A combination prosthesis, linked wirelessly to a computer that bypasses damaged retinal photoreceptors in the eye, is improving vision for many who are nearly legally blind. A miniature camera is embedded in the person’s glasses and receives signals wirelessly from a small computer worn on the body. While the system isn’t perfect, the wearer can usually detect shadows and objects, which allows for increased mobility

Advance 9: Vaccines

Asking the speculative question “Grandma, what was it like to live when there was the flu?” Lucas noted innovations in vaccine development that will change how influenza and other vaccines are made, reducing production time, removing antigenic elements, helping pandemic response, and leading to a “universal flu vaccine” that would only need to be given every five to 10 years. Advances hold promise for HIV transmission prophylaxis as well.

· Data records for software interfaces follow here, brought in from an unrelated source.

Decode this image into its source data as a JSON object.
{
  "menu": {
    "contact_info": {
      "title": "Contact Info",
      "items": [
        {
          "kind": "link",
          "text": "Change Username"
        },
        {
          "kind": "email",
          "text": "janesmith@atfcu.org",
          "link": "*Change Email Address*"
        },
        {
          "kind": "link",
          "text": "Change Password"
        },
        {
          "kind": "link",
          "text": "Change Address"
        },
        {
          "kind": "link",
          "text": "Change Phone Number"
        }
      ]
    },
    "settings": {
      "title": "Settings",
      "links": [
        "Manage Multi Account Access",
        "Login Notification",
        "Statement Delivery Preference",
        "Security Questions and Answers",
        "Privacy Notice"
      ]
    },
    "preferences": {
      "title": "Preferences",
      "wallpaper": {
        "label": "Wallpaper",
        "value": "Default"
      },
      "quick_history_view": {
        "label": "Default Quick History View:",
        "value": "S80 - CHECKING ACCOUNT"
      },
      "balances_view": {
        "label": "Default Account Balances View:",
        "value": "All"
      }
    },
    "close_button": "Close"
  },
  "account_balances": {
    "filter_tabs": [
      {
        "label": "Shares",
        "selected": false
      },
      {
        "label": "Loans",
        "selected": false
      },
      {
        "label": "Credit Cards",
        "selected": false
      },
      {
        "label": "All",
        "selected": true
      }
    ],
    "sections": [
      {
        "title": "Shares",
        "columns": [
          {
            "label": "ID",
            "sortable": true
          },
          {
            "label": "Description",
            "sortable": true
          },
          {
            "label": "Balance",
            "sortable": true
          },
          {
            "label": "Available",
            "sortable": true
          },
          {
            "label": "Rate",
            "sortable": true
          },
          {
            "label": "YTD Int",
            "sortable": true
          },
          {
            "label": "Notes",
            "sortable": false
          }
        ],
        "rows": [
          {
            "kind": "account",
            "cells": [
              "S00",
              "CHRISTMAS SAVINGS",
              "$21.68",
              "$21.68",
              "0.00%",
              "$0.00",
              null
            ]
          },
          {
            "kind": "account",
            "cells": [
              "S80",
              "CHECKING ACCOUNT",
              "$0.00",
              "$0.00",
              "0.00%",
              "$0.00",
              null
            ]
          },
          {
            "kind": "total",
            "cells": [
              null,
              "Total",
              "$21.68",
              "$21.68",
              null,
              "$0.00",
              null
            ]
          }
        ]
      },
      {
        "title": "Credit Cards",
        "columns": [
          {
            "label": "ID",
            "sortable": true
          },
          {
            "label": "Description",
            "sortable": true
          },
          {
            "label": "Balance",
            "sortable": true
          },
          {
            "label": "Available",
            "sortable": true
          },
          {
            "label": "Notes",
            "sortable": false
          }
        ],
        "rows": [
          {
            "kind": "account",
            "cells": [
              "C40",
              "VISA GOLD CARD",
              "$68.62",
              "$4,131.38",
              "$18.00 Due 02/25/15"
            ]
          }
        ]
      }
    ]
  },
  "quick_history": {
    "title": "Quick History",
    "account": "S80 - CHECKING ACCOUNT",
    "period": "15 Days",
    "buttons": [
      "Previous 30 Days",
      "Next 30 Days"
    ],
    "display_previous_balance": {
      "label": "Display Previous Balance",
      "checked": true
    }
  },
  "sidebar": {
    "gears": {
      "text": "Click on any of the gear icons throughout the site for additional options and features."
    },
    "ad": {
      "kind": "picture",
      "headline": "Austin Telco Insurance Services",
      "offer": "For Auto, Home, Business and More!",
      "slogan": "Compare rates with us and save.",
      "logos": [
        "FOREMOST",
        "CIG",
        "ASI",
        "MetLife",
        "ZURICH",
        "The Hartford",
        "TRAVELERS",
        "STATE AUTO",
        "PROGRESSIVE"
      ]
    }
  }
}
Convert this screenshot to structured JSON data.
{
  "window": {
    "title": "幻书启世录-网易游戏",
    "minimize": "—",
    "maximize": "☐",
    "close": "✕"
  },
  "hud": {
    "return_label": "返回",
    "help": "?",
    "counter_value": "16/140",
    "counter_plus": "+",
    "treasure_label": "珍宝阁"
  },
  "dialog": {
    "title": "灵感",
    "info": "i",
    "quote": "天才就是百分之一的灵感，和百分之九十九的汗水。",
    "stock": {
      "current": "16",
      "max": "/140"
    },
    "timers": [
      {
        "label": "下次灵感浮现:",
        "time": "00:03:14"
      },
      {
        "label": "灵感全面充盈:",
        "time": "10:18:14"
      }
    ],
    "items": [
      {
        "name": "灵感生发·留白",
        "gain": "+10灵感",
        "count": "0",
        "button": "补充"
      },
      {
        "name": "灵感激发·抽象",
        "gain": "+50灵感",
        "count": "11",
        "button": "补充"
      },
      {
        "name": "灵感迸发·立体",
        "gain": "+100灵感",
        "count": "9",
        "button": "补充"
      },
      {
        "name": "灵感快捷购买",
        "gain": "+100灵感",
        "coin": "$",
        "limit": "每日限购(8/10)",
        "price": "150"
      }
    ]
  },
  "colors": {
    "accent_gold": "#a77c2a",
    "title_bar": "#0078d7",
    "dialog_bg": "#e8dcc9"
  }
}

Advance 10: Biofuels

Continuing innovation with algae-based versus corn-based production of biofuels will lead to further efficiencies in producing biodiesel and ethanol-based gasoline fuels. Cutting down on the use of petroleum will lower greenhouse gases, slow climate change, and help the environment.

I’m excited that the advances continue and that BIO is the place where people are “working together to move innovation forward.” The 2014 BIO International Convention will take place June 23 to 26 at the San Diego Convention Center. I plan to attend and to update ComputerTalk readers next year about new trends and advances in biotechnology. CT

Marsha K. Millonig, R.Ph., M.B.A.,
is president of Catalyst Enterprises, LLC, located in Eagan, Minn. The firm provides consulting, research, and writing services to help industry players provide services more efficiently and implement new services for future growth. The author can be reached at